Your task: Determine how many lines below contain the word "icon", then write that number by itself.

── Extracted material ──

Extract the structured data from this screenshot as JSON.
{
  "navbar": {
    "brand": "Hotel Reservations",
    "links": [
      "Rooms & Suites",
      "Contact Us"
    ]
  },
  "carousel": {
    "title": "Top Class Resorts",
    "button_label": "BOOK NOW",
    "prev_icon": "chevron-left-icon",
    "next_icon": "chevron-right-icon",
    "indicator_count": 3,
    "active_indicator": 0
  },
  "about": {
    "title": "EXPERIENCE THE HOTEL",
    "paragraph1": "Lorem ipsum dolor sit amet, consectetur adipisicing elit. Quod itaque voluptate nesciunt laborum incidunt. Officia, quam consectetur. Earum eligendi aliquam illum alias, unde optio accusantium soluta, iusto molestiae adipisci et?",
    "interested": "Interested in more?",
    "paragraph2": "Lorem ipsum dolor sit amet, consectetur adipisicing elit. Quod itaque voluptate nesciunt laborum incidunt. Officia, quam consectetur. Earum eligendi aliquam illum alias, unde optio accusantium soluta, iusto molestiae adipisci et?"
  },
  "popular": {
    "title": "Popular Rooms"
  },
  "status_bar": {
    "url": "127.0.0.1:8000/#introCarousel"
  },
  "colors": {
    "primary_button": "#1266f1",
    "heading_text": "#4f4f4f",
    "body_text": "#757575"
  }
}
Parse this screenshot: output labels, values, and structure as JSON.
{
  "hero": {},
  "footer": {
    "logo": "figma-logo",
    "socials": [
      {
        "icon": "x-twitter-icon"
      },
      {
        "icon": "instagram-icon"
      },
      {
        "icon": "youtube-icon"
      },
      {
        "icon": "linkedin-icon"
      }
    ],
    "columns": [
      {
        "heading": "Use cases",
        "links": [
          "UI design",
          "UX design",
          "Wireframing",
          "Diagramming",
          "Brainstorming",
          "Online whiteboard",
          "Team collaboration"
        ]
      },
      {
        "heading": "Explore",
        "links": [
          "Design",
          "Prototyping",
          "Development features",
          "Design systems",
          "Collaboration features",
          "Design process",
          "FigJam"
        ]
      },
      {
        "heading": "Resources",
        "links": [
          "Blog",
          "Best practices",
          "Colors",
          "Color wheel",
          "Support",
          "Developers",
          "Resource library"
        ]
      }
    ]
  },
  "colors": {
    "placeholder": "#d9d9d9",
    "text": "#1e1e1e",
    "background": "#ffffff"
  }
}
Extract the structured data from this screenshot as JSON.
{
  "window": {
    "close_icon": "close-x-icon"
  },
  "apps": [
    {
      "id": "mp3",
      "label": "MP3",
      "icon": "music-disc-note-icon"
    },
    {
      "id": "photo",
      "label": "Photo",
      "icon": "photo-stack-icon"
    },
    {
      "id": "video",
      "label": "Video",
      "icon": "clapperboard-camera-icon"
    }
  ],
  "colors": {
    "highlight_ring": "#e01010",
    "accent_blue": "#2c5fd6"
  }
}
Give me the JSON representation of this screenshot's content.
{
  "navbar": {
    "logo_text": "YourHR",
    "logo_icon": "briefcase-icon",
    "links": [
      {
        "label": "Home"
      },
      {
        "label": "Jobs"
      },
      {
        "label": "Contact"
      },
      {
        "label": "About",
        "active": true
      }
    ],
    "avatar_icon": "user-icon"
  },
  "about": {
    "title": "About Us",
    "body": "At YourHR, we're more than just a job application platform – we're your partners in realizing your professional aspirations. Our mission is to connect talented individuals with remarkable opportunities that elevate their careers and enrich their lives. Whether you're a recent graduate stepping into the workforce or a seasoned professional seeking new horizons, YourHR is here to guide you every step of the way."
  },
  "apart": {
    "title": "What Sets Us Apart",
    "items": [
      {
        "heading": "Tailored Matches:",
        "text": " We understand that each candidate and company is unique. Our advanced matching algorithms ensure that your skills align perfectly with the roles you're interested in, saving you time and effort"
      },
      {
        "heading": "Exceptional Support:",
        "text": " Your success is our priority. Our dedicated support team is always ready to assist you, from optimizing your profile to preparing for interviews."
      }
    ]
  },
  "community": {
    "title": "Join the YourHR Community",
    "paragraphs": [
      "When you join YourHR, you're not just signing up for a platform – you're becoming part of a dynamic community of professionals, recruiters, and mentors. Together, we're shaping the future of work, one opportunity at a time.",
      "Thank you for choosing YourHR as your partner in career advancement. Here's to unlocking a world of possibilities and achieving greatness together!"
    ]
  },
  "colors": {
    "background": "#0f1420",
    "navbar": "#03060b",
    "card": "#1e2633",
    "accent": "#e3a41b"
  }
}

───

Written reply: 12